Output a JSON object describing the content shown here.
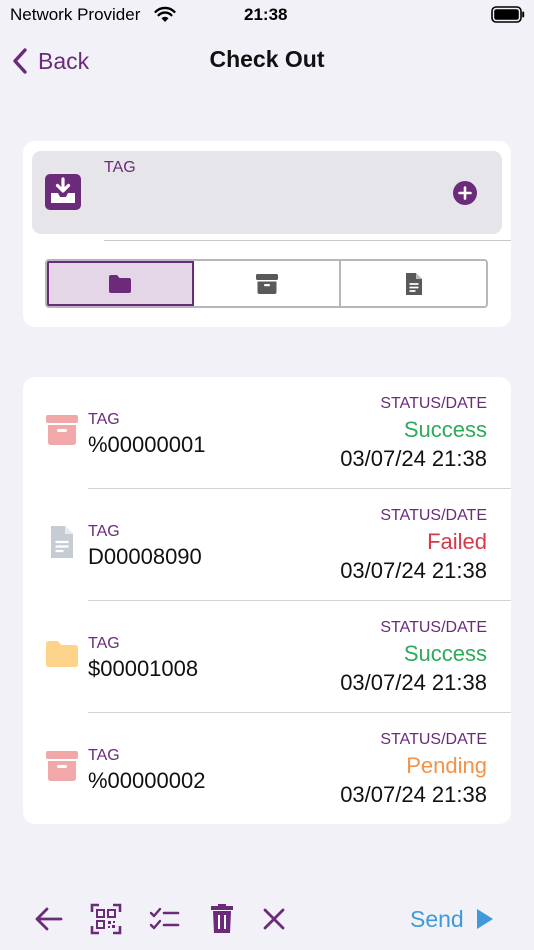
{
  "status_bar": {
    "carrier": "Network Provider",
    "time": "21:38",
    "wifi_icon": "wifi-icon",
    "battery_icon": "battery-icon"
  },
  "nav": {
    "back_label": "Back",
    "title": "Check Out"
  },
  "input": {
    "label": "TAG",
    "value": "",
    "left_icon": "inbox-download-icon",
    "add_icon": "plus-circle-icon"
  },
  "segments": [
    {
      "icon": "folder-icon",
      "selected": true
    },
    {
      "icon": "archive-box-icon",
      "selected": false
    },
    {
      "icon": "document-icon",
      "selected": false
    }
  ],
  "list": {
    "items": [
      {
        "icon": "archive-box-icon",
        "icon_color": "#f0a9a8",
        "tag_label": "TAG",
        "tag": "%00000001",
        "status_label": "STATUS/DATE",
        "status": "Success",
        "status_color": "#2eaa5c",
        "date": "03/07/24 21:38"
      },
      {
        "icon": "document-icon",
        "icon_color": "#c5ccd3",
        "tag_label": "TAG",
        "tag": "D00008090",
        "status_label": "STATUS/DATE",
        "status": "Failed",
        "status_color": "#d53a4a",
        "date": "03/07/24 21:38"
      },
      {
        "icon": "folder-icon",
        "icon_color": "#fdd38a",
        "tag_label": "TAG",
        "tag": "$00001008",
        "status_label": "STATUS/DATE",
        "status": "Success",
        "status_color": "#2eaa5c",
        "date": "03/07/24 21:38"
      },
      {
        "icon": "archive-box-icon",
        "icon_color": "#f0a9a8",
        "tag_label": "TAG",
        "tag": "%00000002",
        "status_label": "STATUS/DATE",
        "status": "Pending",
        "status_color": "#f3924a",
        "date": "03/07/24 21:38"
      }
    ]
  },
  "toolbar": {
    "tools": [
      "arrow-left-icon",
      "qr-scan-icon",
      "checklist-icon",
      "trash-icon",
      "close-icon"
    ],
    "send_label": "Send",
    "send_icon": "play-icon"
  },
  "colors": {
    "accent": "#6b2a7a",
    "send": "#3e9ad8",
    "background": "#f2f1f7"
  }
}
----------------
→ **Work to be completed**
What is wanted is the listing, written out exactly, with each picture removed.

→ **Task output**
Output a JSON object describing the content shown here.
{
  "status_bar": {
    "carrier": "Network Provider",
    "time": "21:38",
    "wifi_icon": "wifi-icon",
    "battery_icon": "battery-icon"
  },
  "nav": {
    "back_label": "Back",
    "title": "Check Out"
  },
  "input": {
    "label": "TAG",
    "value": "",
    "left_icon": "inbox-download-icon",
    "add_icon": "plus-circle-icon"
  },
  "segments": [
    {
      "icon": "folder-icon",
      "selected": true
    },
    {
      "icon": "archive-box-icon",
      "selected": false
    },
    {
      "icon": "document-icon",
      "selected": false
    }
  ],
  "list": {
    "items": [
      {
        "icon": "archive-box-icon",
        "icon_color": "#f0a9a8",
        "tag_label": "TAG",
        "tag": "%00000001",
        "status_label": "STATUS/DATE",
        "status": "Success",
        "status_color": "#2eaa5c",
        "date": "03/07/24 21:38"
      },
      {
        "icon": "document-icon",
        "icon_color": "#c5ccd3",
        "tag_label": "TAG",
        "tag": "D00008090",
        "status_label": "STATUS/DATE",
        "status": "Failed",
        "status_color": "#d53a4a",
        "date": "03/07/24 21:38"
      },
      {
        "icon": "folder-icon",
        "icon_color": "#fdd38a",
        "tag_label": "TAG",
        "tag": "$00001008",
        "status_label": "STATUS/DATE",
        "status": "Success",
        "status_color": "#2eaa5c",
        "date": "03/07/24 21:38"
      },
      {
        "icon": "archive-box-icon",
        "icon_color": "#f0a9a8",
        "tag_label": "TAG",
        "tag": "%00000002",
        "status_label": "STATUS/DATE",
        "status": "Pending",
        "status_color": "#f3924a",
        "date": "03/07/24 21:38"
      }
    ]
  },
  "toolbar": {
    "tools": [
      "arrow-left-icon",
      "qr-scan-icon",
      "checklist-icon",
      "trash-icon",
      "close-icon"
    ],
    "send_label": "Send",
    "send_icon": "play-icon"
  },
  "colors": {
    "accent": "#6b2a7a",
    "send": "#3e9ad8",
    "background": "#f2f1f7"
  }
}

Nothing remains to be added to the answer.